    Our house in Gang Mills was the 2nd to be hit by Superstorm at 8.05PM on Monday night.911/FireDept.immediately responded and contacted NYSEG of Live wires on the ground.I looked from sliding door-they were approx.9 inches away from the house.Winds could have moved the wires closer to the house-which no one realized that night.Then 2 more trees after the first fell on the live wires partially stopped by the roof(damaged/leaking).This happened at 9PM.911 sent fire dept.immediately-they helped us with water leak and we stayed up whole night empyting buckets of water.
    Next morning-I saw a NYSEG truck behind our house.Rushed–told the Employee–that LIVE WIRES are more dangerous than trying to restore power.She came and saw the seriousness and called NYSEG to send someone immediately as she has other assignments.
    My Point: Customer service–writes down all these details on the account. But who reads it to assign priorities.My wife has serious health problems.They noted down but who reads it.
    Then when you call them and ask What is # or position in the QUEUE.? They couldn’t tell me.When you ask how many crews are working in our area–they won’t tell me.When you speak to the supervisor-she assured me and my daughter in conference call,she replied-the crew will be there in 4-6 hours.
    Finally at 10PM on Tuesday we checked into Hampton Inn(closeby).Next morning,she told our electrician that the power is hooked back at 9AM on Wednesday-he came to inform us to switch circuit breakers–but POWER WAS NOT HOOKED.
    Disgusted some one told me the name of a NYSEG official at 3.00PM on Wednesday explaining health issues-he promised to contact LINE DEPT. At 4.00 PM I spotted a big truck 3 houses away.Went there-the Foreman –said–so so called us and YOU are next after we restore power for a house with Cancer patient. This crew showed up at 8.30PM on wednesday.
    Now it seems that NYSEG has very poor quality Information System that can not tell us our # in the Queue. If they knew that–then it is NOT HARD to figure out “When are we likely to get a CREW”– in 40 hours or 10 hours or 4 hours.” If they tell us that -we don’t freeze unnecessarily. Second Point: They have our tel.#–when we are # 2 or 4; they can call us and tell us that Crew will be there in 5 or 10 hours.
    Time Warner does that –Why can’t NYSEG upgrade their CUSTOMER RESPONSE software.? I will help them FREE OF CHARGE. I have Ph.d. in Operations Research/information sytems from top university.

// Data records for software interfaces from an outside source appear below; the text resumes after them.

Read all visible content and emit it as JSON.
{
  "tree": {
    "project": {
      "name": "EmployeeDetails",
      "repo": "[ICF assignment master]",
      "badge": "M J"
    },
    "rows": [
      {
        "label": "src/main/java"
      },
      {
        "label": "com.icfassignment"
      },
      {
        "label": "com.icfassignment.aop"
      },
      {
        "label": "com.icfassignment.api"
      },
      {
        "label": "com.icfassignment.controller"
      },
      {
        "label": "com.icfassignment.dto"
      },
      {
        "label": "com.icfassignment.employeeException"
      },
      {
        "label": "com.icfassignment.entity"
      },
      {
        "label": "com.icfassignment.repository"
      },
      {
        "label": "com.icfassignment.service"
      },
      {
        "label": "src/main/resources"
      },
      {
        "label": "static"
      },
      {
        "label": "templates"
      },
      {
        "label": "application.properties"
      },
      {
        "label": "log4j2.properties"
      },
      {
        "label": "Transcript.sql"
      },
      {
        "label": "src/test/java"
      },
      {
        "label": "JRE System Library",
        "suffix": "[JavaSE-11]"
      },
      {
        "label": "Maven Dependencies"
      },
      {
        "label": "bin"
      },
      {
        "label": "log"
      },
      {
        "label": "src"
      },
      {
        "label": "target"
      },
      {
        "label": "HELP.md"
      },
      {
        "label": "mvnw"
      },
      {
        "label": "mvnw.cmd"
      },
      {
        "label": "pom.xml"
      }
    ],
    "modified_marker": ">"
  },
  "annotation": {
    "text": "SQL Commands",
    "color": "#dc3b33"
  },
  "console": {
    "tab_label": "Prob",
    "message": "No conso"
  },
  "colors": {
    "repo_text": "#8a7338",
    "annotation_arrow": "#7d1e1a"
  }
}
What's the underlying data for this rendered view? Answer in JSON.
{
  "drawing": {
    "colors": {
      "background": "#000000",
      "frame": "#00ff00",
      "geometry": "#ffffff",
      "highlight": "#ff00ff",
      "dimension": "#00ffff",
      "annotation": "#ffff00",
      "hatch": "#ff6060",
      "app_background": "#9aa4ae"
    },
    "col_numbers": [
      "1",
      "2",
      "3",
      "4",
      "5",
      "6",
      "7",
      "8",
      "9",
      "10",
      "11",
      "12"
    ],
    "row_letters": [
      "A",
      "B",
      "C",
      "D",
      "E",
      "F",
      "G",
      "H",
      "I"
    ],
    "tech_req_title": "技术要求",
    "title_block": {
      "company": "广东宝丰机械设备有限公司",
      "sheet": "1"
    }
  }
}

  4. In the engineering and technology professions, following any sort of cataclysmic disaster, catastrophe etc., we engage followup analyses accompanied later by a report under the theme “Lessons Learned”. (In my own experience these would include but not be limited to the missile attack and fire abourd the frigate USS Stark in the Persian Gulf in the 1980s, the terrorist attack on the destroyer USS Cole in 2000, along with several others). The point of this is, of course, we wish to know from experience:

    1 What went wrong
    2 What our response was
    3 Where was our response correct, helpful, restorative etc.
    4 Where was our response wrong, lacking, potentially causing more harm etc.
    5 What plans can we set in place for a similar catastrophe in the future
    6 How can we design structures, systems, communities, etc. to be more resilient against the conditions that cause similar disasters in the future
    7 How can we actually prevent similar disasters in the future

    Points 5, 6 and 7 are particularly crucial – and should have been top of mind in NYSEG’s corporate culture and emergency response planning in the year since the October snowstorm of 29 Oct. 2011, not to mention Hurricane Irene.

    NYSEG has once again failed the public and violated the community’s trust having failed to conduct and adopt these basic measures cited above. Their condemnation by State and local government officials is fair, accurate and well-desesrved, and they should be forbidden to continue in business following this third failure at storm recovery in 14 months.